· Metadata services
· Repository services
· Preservation services
· Administrative/Policy Services
The DPC proposes that existing staff within YUL and ITS technology partners with expertise in these areas be re-deployed to form this digital preservation core. We further recommend that the core represent 2 FTEs.
This model acknowledges the following state of digital preservation at YUL:
The DPC further recommends that this core be conceived as a virtual Digital Curation Center. (At the University Administrative level Centers are a touchy word; I would suggest that we substitute “function” for Center. Also we should define what we mean by digital curation – “The Digital Curation Centre's current definition of the term is: Digital curation, broadly interpreted, is about maintaining and adding value to, a trusted
body of digital information for current and future use.” Curation recognizes that technology changes always have the potential to revive or enhance the value of a digital object to a scholar. Therefore the digital curation function accounts for long term preservation of digital objects or resources;
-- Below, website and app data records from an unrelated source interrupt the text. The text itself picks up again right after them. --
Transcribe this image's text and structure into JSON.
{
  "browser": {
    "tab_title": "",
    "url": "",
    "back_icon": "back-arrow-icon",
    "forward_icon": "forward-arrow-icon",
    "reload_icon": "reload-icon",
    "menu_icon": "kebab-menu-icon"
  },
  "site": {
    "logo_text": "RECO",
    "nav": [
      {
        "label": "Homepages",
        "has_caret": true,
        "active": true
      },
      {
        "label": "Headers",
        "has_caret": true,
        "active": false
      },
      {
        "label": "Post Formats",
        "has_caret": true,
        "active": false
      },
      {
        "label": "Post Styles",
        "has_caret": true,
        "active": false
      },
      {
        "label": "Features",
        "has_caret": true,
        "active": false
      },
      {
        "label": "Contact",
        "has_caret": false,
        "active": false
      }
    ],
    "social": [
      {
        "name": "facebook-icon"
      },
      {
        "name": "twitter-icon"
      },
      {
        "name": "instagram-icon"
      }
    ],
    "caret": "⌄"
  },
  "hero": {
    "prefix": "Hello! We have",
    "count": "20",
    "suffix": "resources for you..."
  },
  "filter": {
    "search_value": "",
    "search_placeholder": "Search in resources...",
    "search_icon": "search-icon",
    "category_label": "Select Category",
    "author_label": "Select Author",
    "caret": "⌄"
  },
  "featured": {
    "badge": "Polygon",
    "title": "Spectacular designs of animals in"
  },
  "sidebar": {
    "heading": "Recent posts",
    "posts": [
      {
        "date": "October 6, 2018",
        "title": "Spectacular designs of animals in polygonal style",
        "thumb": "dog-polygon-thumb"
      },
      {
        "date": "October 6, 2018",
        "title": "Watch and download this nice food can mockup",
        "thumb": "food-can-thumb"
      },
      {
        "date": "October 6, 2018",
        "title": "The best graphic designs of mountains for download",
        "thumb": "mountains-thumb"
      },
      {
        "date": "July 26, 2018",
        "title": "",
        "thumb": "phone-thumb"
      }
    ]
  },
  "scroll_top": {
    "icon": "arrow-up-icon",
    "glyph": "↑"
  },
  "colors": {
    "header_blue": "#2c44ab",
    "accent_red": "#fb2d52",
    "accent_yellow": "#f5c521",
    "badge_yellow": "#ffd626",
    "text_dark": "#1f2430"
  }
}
Special collections and library departments (e.g., BRBL, MSS/A, Maps, Medical, Law, Divinity), DPIP, RaMP, galleries, museums and special projects are significant production units for the creation of digital resources through reformatting. Special collections and e-collections are significant acquisition units for born digital and acquired digital resources. These groups are major consumers of digital curation (is this the same as repository services; if not what are they?) services at all levels but do not have the responsibility to create and maintain these services. As major consumers they are also key stakeholders in the development of the Digital Curation Center and the implementation of individual digital curation projects. The DPC recommends an initial, term limited, DCC Working Group be formed to participate in the establishment of the Center. Furthermore, on a recurring, work-driven basis, working groups will be created to address individual projects. (The more I think about this idea the more I grow concerned about the response that other stakeholders in YUL may have to the concept. While I support the concept of digital curation it implications to others may generate significant push back to this committee as going well beyond its scope.)
The following diagram illustrates the proposed structure: